BALINT ZSAKO: BLOOD ORANGE examines questions of control and selfdetermination. The New York-based artist wanted to look at these complicated contemporary issues through the representation of converging bodies. The watercolour paintings on paper depict groupings of figures that interact and intersect. Rendered in everything from bright hues to grey monochromes, the figures change colour or density in the areas where they overlap. Birch Contemporary (129 Tecumseth St., 416-365-3003). Until Oct. 14. FAR AND NEAR: THE DISTANCE(S) BETWEEN US brings together several generations of Canadian artists of Chinese descent, offering perspectives into the Chinese Canadian community’s historical and cultural evolutions and developments.
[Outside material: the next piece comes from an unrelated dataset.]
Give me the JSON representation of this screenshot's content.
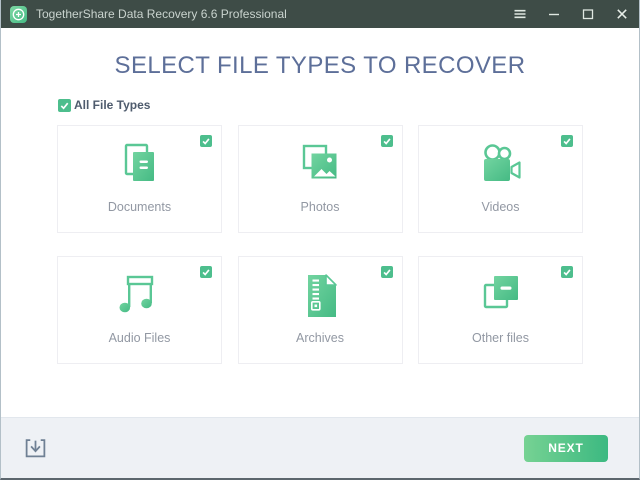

Don’t miss the video screening of works by Jennifer Chan, Richard Fung, Brenda Joy Lem, Ho Tam, Lisa Wong and Wayne Yung, followed by a Q&A this Friday from 7-9 p.m. Hart House (7 Hart House Cir., 416-978-1838). Until Oct. 29. FERMENTING FEMINISM, CURATED BY LAUREN FOURNIER Kombucha, guts, bacteria, vessels, vitalism, effervescence, degradation and decay. This exhibit brings together artists whose work fleshes out the intersections between fermentation and intersectional feminisms. It has taken different forms: beginning as a publication, it has evolved into site-specific exhibitions, installations and screenings in Toronto, Berlin, Copenhagen and Kansas City. Opening reception tonight from 6-9 p.m. Critical Distance (180 Shaw St., Suite #302, 647930-6930). Until Nov. 26. HARD TWIST 12: YARN is a show of textile-based art, with artists spinning a tale without words, but with thread. Hard Twist has become an important event in the Canadian textile art community and a signature event for the Gladstone. Gladstone Hotel (1214 Queen St. W., 416-531-4635). Until Jan. 7. IN SEARCH OF LINES is a project meant to map out the different parts of the journey Syrian newcomers have undertaken that finally lead them to Toronto. The project, through film, photography, sculpture and painting, is meant to illustrate the diverse experiences of six individuals as they venture through familiar and unfamiliar places. Opening this Friday at 6:30 p.m., so join for opening ceremonies and refreshments. Riverdale Hub (1326 Gerrard St. E., 416-465-6021). This weekend. MAKING PEACE TORONTO presents the work of more than 100 photographers and artists. It pays tribute to people who devote their time, energy and resources to the cause of peace. Displayed along Front St. E., between Cooperage St. and Corktown Common. Making Peace Pop-up Gallery (482 Front St. E., Toronto.makingpeace.org). Until Sept. 24. NORTHERN TOUCH: THINGS YOU DIDN’T KNOW WERE DESIGNED IN CANADA offers a small window into the national studios, facilities and labs where innovation in design and technology has taken place. Canadian makers, designers, tinkerers and startups continue to push the envelope, changing the landscapes of where and how we live, eat, work, learn and play. Design Exchange (234 Bay St., 416-363-6121). Until Sept. 24. ONSITE GALLERY’S GRAND OPENING AND STREET PARTY Celebrate Canada’s best Indigenous art, culture and music at the grand opening of OCAD U’s Onsite Gallery with two must-see exhibitions. The street party will feature live performances, well-known Indigenous artists and remarks by political and community leaders. Onsite Gallery 199 Richmond St. W., 416-977-6000). Saturday, 12-6 p.m. SKATE GIRLS OF KABUL British photographer Jessica Fulford-Dobson travelled to Afghanistan to document young girls participating in a program called Skateistan — an international NGO founded in 2009 in Kabul to provide girls with a place to skate safely and a route into education. Her engaging photographs deftly undermine cultural, religious and gender stereotypes. Aga Khan Park (77 Wynford Dr., North York, 416-6464677). Until Oct. 8. SKIN DEEP, SKIMMING THE PAGES This group show explores the techniques with which artists approach the centuriesold subject matter of the human figure in the digital age. It highlights dialogue between art history and the here-and-now, reinventing the erotic classicism of the past. Opening this Sunday from 5-7 p.m. Drake One Fifty (150 York St., 416-3636150). Until Sept. 1, 2018. UNTAMED THINGS Eleven bush-trekking Canadian artists retrace the journeys of one of Canada’s greatest painters in a year-long project culminating in this exhibition. It commemorates the 100th anniversary of Tom Thomson’s death. Arta Gallery (14 Distillery Lane, 416-3642782). Until Tuesday.
British photographer Jessica Fulford-Dobson’s exhibit Skate Girls of Kabul is on display until Oct. 8 at Aga Khan Park.